Up top, the beefy mounting plate lacks Arca-Swiss versatility, but its hexagon shape means it can be quickly remounted if you want to shoot straight upwards, and it’s safely released using ergonomic dual levers.
The PHQ1 isn’t your usual pan & tilt head. In addition to the usual trio of adjustment axes, the camera mounting plate can slide 1cm either side of centre to help find a lens’ nodal point when shooting a spherical panorama. The fifth axis is a secondary pan base directly under the camera mounting plate, allowing easy vertical panning and rotation to straight-up shooting.
With so many variables, it’s good that there’s an abundance of bubble levels, along with accurate degree scales. Joint movement isn’t quite as silky smooth as with the very best competitors, but it’s not far off.
Two small knobs lock each pan base and help keep the head compact, while the main handle arms are hinged and can fold inward for streamlined packaging. Wide nuts lock out the arms during shooting, though these can work loose after a while. You really need a spanner to tighten them properly - textured, rubber-coated nuts would be more convenient.
Vanguard’s baby is just that, tipping the scales at a featherweight 680g. Consequently the rated max payload is a modest 5kg, falling short of the X-Pro’s 8kg capacity, but still a match for the much pricier Gitzo G2272M head. However, the Alta PH-32 doesn’t feel quite as controllable as more substantial rivals, so you’ll need to be very precise with the locking handles to modulate friction when making subtle angle adjustments.
The Alta PH-32’s crash diet also means there are only two locking handles, as the usual panning clamp is strangely absent. Instead, you get a selector that allows you to set the longitudinal tilt handle to lock only the tilt axis, or both tilt and pan simultaneously. It’s a neat trick that works well, although it’s not quite as convenient as dedicated panning adjustment.
Up top is a traditional Arca-Swiss style QR system. It’s a more versatile design than that used by Vanguard’s old PH-32 (non-Alta) head, but it lacks the same super-secure release procedure.
Gitzo’s top build quality is evidenced here by exceptional smoothness - it's so easy to modulate tilt friction that the lack of specific friction control isn’t really an issue. That’s because friction can be adjusted using ergonomic, rubber-coated locking arms which also clamp very tightly.
The G2272M lives up to its full name, too, being amazingly low for a pan & tilt head, though you’ll need to detach the handles to make it truly compact on the go.
It’s just a shame that attaching your camera is less convenient. The square mounting plate will fix in four directions, but only one where your camera is sure not to foul the mount’s clamp, or obscure the upper bubble level. You’ll also need to re-position one of the handles to make this altered configuration work ergonomically.
There’s no doubt that this head looks the part, if only it was as pleasant to use.
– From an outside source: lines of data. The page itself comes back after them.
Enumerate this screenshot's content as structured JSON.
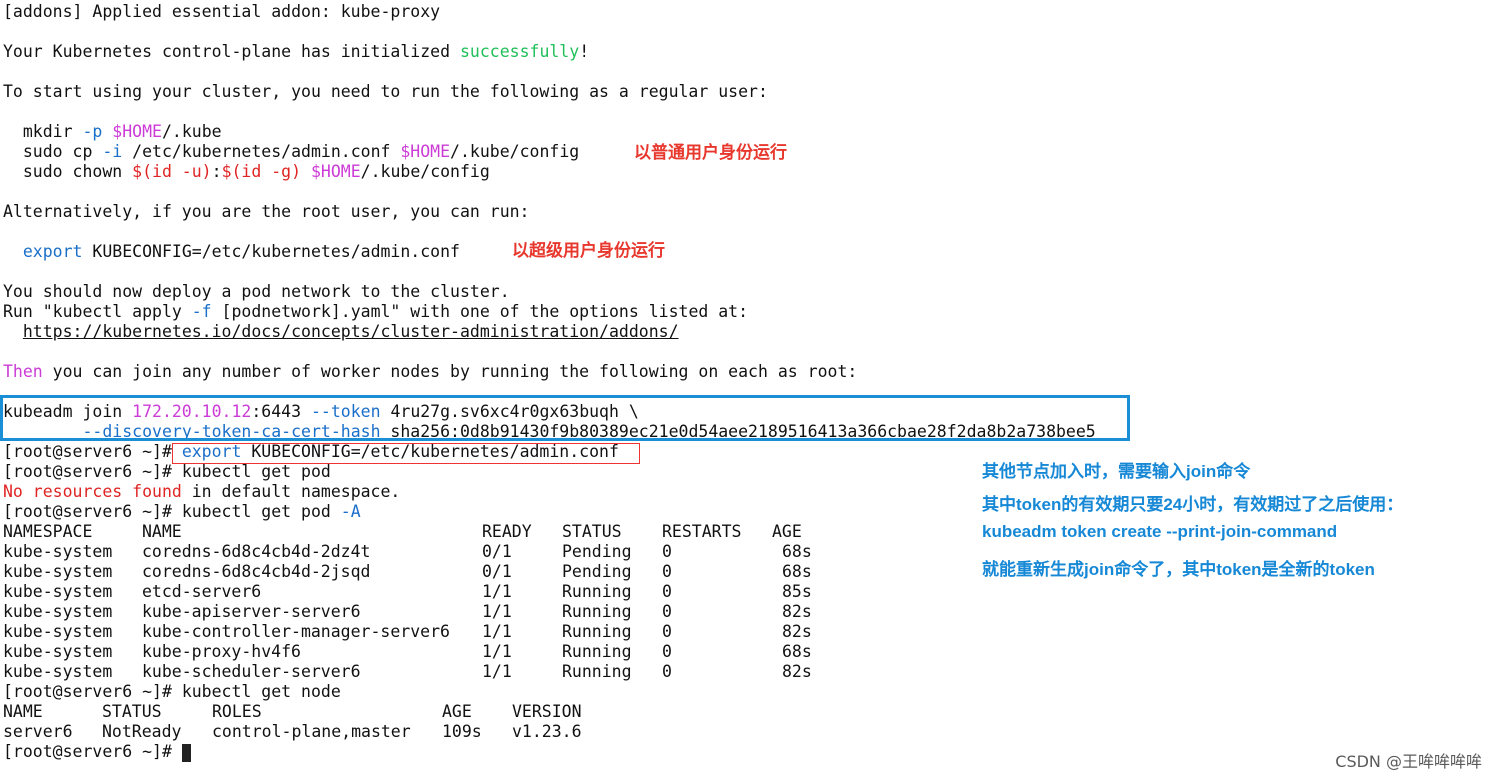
{
  "terminal": {
    "line_addons": "[addons] Applied essential addon: kube-proxy",
    "line_init_pre": "Your Kubernetes control-plane has initialized ",
    "line_init_ok": "successfully",
    "line_init_post": "!",
    "line_start": "To start using your cluster, you need to run the following as a regular user:",
    "cmd_mkdir_a": "  mkdir ",
    "cmd_mkdir_b": "-p ",
    "cmd_mkdir_c": "$HOME",
    "cmd_mkdir_d": "/.kube",
    "cmd_cp_a": "  sudo cp ",
    "cmd_cp_b": "-i",
    "cmd_cp_c": " /etc/kubernetes/admin.conf ",
    "cmd_cp_d": "$HOME",
    "cmd_cp_e": "/.kube/config",
    "cmd_chown_a": "  sudo chown ",
    "cmd_chown_b": "$(id -u)",
    "cmd_chown_c": ":",
    "cmd_chown_d": "$(id -g)",
    "cmd_chown_e": " ",
    "cmd_chown_f": "$HOME",
    "cmd_chown_g": "/.kube/config",
    "line_alt": "Alternatively, if you are the root user, you can run:",
    "cmd_export_a": "  export",
    "cmd_export_b": " KUBECONFIG=/etc/kubernetes/admin.conf",
    "line_deploy": "You should now deploy a pod network to the cluster.",
    "line_run_a": "Run \"kubectl apply ",
    "line_run_b": "-f",
    "line_run_c": " [podnetwork].yaml\" with one of the options listed at:",
    "line_url_pad": "  ",
    "line_url": "https://kubernetes.io/docs/concepts/cluster-administration/addons/",
    "line_then_a": "Then",
    "line_then_b": " you can join any number of worker nodes by running the following on each as root:",
    "join1_a": "kubeadm join ",
    "join1_b": "172.20.10.12",
    "join1_c": ":6443 ",
    "join1_d": "--token",
    "join1_e": " 4ru27g.sv6xc4r0gx63buqh \\",
    "join2_pad": "        ",
    "join2_a": "--discovery-token-ca-cert-hash",
    "join2_b": " sha256:0d8b91430f9b80389ec21e0d54aee2189516413a366cbae28f2da8b2a738bee5",
    "prompt": "[root@server6 ~]# ",
    "p1_a": "export",
    "p1_b": " KUBECONFIG=/etc/kubernetes/admin.conf",
    "p2": "kubectl get pod",
    "nores_a": "No resources ",
    "nores_b": "found",
    "nores_c": " in default namespace.",
    "p3_a": "kubectl get pod ",
    "p3_b": "-A",
    "p4": "kubectl get node"
  },
  "pods_table": {
    "headers": [
      "NAMESPACE",
      "NAME",
      "READY",
      "STATUS",
      "RESTARTS",
      "AGE"
    ],
    "rows": [
      [
        "kube-system",
        "coredns-6d8c4cb4d-2dz4t",
        "0/1",
        "Pending",
        "0",
        "68s"
      ],
      [
        "kube-system",
        "coredns-6d8c4cb4d-2jsqd",
        "0/1",
        "Pending",
        "0",
        "68s"
      ],
      [
        "kube-system",
        "etcd-server6",
        "1/1",
        "Running",
        "0",
        "85s"
      ],
      [
        "kube-system",
        "kube-apiserver-server6",
        "1/1",
        "Running",
        "0",
        "82s"
      ],
      [
        "kube-system",
        "kube-controller-manager-server6",
        "1/1",
        "Running",
        "0",
        "82s"
      ],
      [
        "kube-system",
        "kube-proxy-hv4f6",
        "1/1",
        "Running",
        "0",
        "68s"
      ],
      [
        "kube-system",
        "kube-scheduler-server6",
        "1/1",
        "Running",
        "0",
        "82s"
      ]
    ]
  },
  "nodes_table": {
    "headers": [
      "NAME",
      "STATUS",
      "ROLES",
      "AGE",
      "VERSION"
    ],
    "rows": [
      [
        "server6",
        "NotReady",
        "control-plane,master",
        "109s",
        "v1.23.6"
      ]
    ]
  },
  "annotations": {
    "regular_user": "以普通用户身份运行",
    "super_user": "以超级用户身份运行",
    "note1": "其他节点加入时，需要输入join命令",
    "note2": "其中token的有效期只要24小时，有效期过了之后使用：",
    "note3": "kubeadm token create --print-join-command",
    "note4": "就能重新生成join命令了，其中token是全新的token"
  },
  "watermark": "CSDN @王哞哞哞哞",
  "colors": {
    "success_green": "#1fbf5a",
    "flag_magenta": "#cc3bd6",
    "keyword_blue": "#1a6fc9",
    "error_red": "#e02424",
    "annotation_red": "#e8382e",
    "annotation_blue": "#1688d6",
    "box_blue": "#1a8fd6"
  }
}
Given the significant outlay, it’s tough to recommend.
It’s not easy to revolutionise pan & tilt heads, so kudos to Velbon for having a go. The Revolver employs a nifty hinge system for lateral tilt that centralises your camera’s weight, rather than tipping it from side to side like a regular design. The result is an excellent sense of balance, achieved without needing to increase friction.
However, the Revolver system’s locking knob can be awkward to use, and the hinge itself only rotates through 90 degrees, where traditional designs can tilt further. Plus, while the side-side tilt is well balanced, front-back movement feels precariously top heavy on account of the big revolver hinge being so high on the head.
You can fine-tune the camera base independently of the Revolver mechanism beneath to set it absolutely level, but this extra adjustment is crude and hard to clamp precisely. Longitudinal tilt and panning adjustment also lack finesse, which stings a bit, given the PHD-66Q is now priced higher than some more polished rival heads.
The best tripods